Even when members of Congress are at the office, they aren’t spending their time going to committee hearings or debating bills on the floor. I probably attended 50 hearings, and the only time more than half the members showed up was for the House Oversight hearing where FBI Director James Comey discussed the Hillary Clinton email scandal.

That was political theater, when everyone wanted a seat in the room. For most hearings, though, they’re sending staff or dropping in for five minutes to ask a few questions. They aren’t actively engaging with the witnesses, much less with each other.

It turns out members of Congress spend much of their day talking with constituents, special interest groups and lobbyists, going from one short meeting to another.

After seeing their schedule and how they spend their time, I have no idea how they accomplish anything. Zika funding? Keeping guns out of the hands of terrorists? Fixing the budget process? How do they actually find time to build relationships and address the problems facing the nation?

I asked one Washington lawmaker that and she told me – I’m not making this up – that the time she spends walking from her office to the House floor is a great time to talk with colleagues.

This is how Congress solves problems: while riding tiny subway cars from one side of the street to the other.

To be fair, she also told me meeting with colleagues during floor votes is also standard practice. That’s something else we don’t see in Idaho: mass conversations taking place while they’re passing legislation.

It’s a sight to behold. I seriously believe you could have an appendix removed in the time it takes the Senate to finish a single roll-call vote. It lasts about a half-hour: The clerk calls the roll, maybe a quarter of the senators answer, then the vote is held open for another 20 minutes or so while members wander in and out talking with each other. Each one eventually gives the clerk a subtle thumbs up or thumbs down, she announces the final tally, and then they start all over again on the next bill.
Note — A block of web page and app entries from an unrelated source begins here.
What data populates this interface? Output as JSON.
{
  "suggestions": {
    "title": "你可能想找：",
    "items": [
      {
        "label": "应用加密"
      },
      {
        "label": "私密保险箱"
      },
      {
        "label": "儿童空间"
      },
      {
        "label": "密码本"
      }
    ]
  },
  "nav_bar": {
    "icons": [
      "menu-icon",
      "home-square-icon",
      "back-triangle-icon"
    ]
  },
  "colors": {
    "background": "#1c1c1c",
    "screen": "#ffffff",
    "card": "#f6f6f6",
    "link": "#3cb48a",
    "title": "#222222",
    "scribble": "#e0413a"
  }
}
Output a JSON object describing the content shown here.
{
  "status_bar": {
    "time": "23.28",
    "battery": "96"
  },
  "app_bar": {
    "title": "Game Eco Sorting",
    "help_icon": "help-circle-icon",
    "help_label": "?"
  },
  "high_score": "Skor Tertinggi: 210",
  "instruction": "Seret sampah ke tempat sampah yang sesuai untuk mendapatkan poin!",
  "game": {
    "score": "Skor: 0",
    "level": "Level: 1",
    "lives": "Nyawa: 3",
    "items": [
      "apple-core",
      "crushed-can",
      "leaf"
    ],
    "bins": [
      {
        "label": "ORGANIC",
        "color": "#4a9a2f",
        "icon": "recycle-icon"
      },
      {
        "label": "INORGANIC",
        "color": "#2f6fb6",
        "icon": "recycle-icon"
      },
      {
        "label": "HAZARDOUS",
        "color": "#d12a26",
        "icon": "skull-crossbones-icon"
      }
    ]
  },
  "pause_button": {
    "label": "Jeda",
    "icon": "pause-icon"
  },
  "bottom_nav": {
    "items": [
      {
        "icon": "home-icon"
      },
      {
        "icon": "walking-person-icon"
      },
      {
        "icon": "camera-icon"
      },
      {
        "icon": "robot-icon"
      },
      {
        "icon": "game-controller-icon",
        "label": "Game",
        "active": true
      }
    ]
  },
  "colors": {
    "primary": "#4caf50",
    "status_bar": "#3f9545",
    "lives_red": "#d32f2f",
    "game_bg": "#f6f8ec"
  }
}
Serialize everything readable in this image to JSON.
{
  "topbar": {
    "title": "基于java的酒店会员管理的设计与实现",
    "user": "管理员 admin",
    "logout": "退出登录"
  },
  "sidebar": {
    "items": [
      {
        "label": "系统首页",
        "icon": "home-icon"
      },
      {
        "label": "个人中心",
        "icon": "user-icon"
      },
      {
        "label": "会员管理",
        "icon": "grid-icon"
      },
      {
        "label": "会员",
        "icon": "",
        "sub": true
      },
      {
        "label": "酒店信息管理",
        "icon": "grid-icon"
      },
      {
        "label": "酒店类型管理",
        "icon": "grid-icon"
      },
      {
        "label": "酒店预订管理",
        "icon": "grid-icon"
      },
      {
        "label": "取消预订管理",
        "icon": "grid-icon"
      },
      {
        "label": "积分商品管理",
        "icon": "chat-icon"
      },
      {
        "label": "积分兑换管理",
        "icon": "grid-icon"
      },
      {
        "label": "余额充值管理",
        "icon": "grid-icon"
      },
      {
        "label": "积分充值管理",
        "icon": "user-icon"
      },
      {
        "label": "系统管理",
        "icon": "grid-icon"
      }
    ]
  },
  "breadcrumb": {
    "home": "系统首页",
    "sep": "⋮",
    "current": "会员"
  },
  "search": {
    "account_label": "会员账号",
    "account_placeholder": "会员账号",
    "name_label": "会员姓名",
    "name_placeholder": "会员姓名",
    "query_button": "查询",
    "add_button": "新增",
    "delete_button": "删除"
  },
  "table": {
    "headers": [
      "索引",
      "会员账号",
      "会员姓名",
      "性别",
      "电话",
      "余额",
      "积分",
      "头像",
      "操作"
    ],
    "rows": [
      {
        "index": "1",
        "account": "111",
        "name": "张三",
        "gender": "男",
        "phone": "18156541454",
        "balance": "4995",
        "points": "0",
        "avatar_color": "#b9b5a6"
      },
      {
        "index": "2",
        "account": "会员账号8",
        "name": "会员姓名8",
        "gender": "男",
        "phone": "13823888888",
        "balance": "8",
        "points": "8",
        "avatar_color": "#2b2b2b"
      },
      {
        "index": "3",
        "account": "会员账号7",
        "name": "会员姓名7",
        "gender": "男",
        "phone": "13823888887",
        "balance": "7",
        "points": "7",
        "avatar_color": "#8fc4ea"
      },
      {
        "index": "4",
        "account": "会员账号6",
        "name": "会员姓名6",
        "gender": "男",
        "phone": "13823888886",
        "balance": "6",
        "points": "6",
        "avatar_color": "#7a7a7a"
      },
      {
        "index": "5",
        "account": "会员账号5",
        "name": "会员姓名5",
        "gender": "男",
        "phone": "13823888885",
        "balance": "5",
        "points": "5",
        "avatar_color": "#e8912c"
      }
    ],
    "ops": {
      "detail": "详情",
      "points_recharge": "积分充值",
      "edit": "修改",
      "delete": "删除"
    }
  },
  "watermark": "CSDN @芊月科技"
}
If anyone actually starts debating legislation, the rest run for the exits.

I may be exaggerating a bit, but this is no exaggeration: If you find yourself losing faith in the Idaho Legislature, spend a little time in Washington. You’ll come home feeling like you’re back in the major leagues.

Brumidi corridors (courtesy of the Architect of the Capitol) – Besides Capitol protests, House sit-ins and Senate filibusters, one of the highlights of my DC trip was getting a private tour of the Brumidi Corridors with Vicki Risch and Senate Art Curator Amy Burton.

Congressional swag (Bill Spence photo) – Most congressional offices provide some kind of home-state goodies for visitors to enjoy. A random walk through the offices can produce a pretty decent haul.